  8. User input back channel setup (optional): A User Interface Back Channel (UIBC) for transmitting control and data information related to user interaction with the user interface is set up. Two user input categories are available, i.e., Human Interface Device Class (HIDC) and Generic.
  9. Payload control : When the payload transfer starts, devices may adapt transmission parameters on the basis of channel conditions and power consumption
  10. Display session teardown: Either the source or the display terminates the Miracast session.


Miracast simplifies the process of forming direct wireless connections, freeing users from spending time and effort connecting cables or manually establishing a wireless link every time they want to share content between devices.
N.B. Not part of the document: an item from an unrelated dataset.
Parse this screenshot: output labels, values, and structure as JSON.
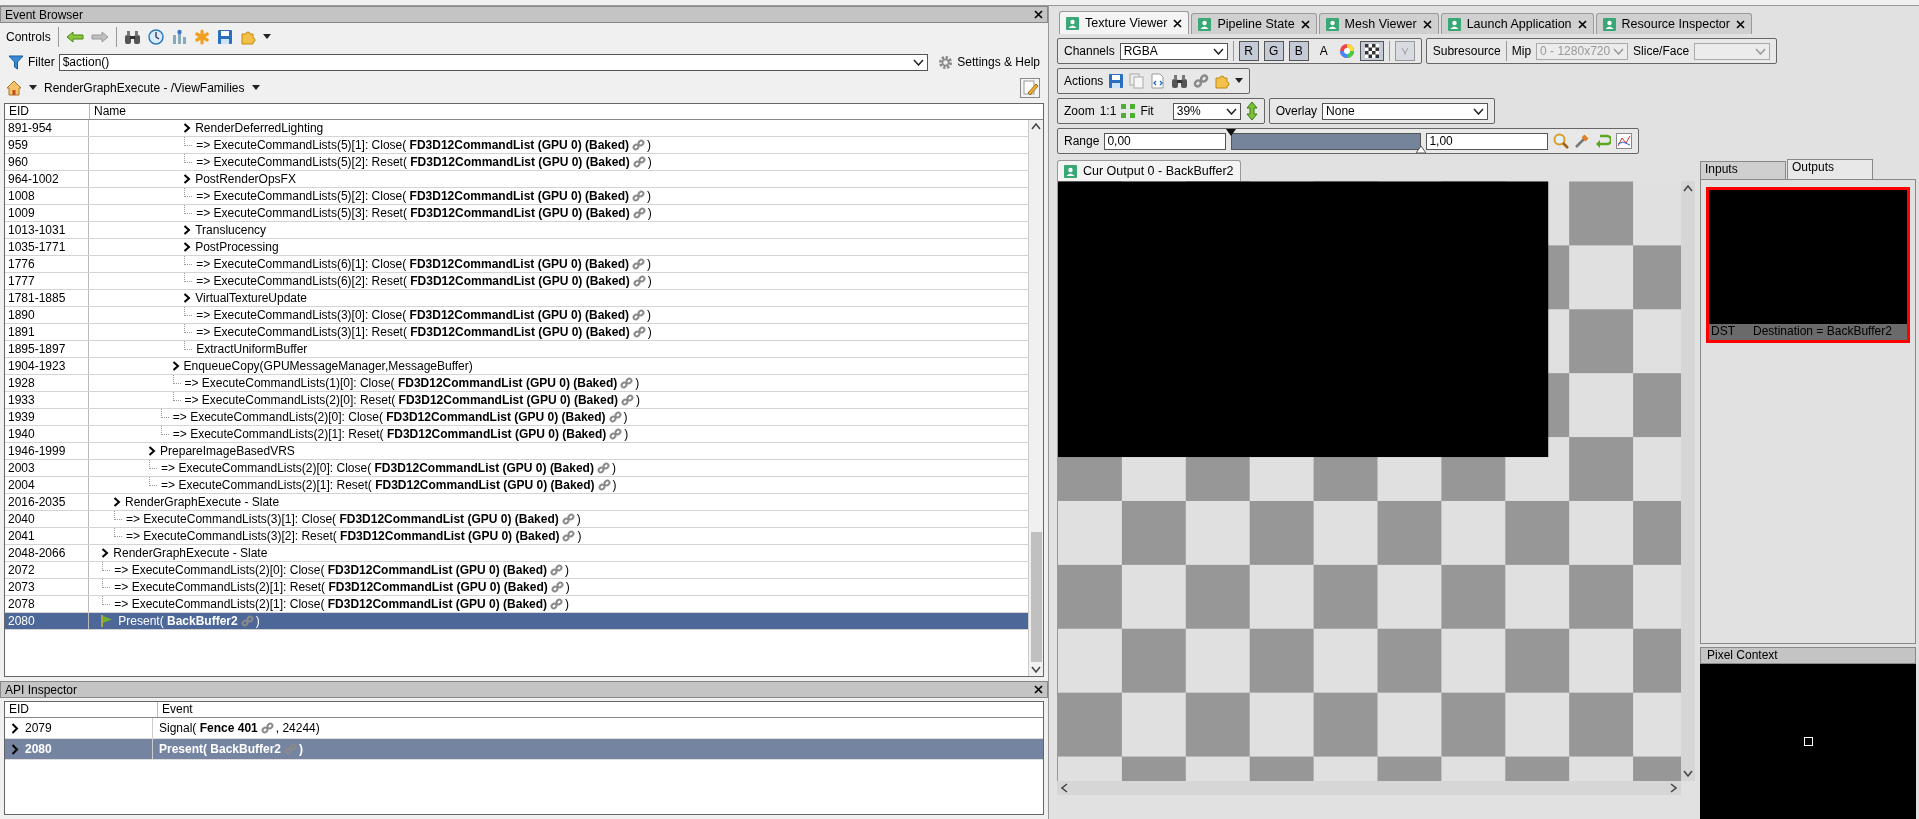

With Miracast, devices identify and connect to each other, manage their connection, and optimize the transmission of content on the basis of their capabilities and network conditions. Miracast brings a user experience that is functionally similar to a wired connection, but with the added advantage of portability within the Wi-Fi coverage area.

Miracast user experience:

To start using Miracast, the user has to:

  1. Power on both the source (transmitting) and display (receiving) devices, and enable Miracast if not enabled by default
  2. If using the user interface on a display device:
    1. Request the device to discover all the compatible source devices.
    2.  Browse the source devices that have been discovered or previously paired
    3. Select the source device to be paired
  3. If using the user interface in a source device:
    1. Request the device to discover all the compatible display devices.
    2. Browse the display devices that have been discovered or previously paired.
    3. Select the display device to be paired.
  4. Begin playing the content on the source.

Wi-Fi Direct is used to complete these initial steps to connect the two devices. In subsequent sessions, the two devices recognize that they are paired without repeating these steps. The user can initiate a new session from either the source device or the display device. A source device and a display device can be involved in only one active session at a time. The session can be ended by either device.

Dhanya JR – Software Engineer
iWave Systems Technologies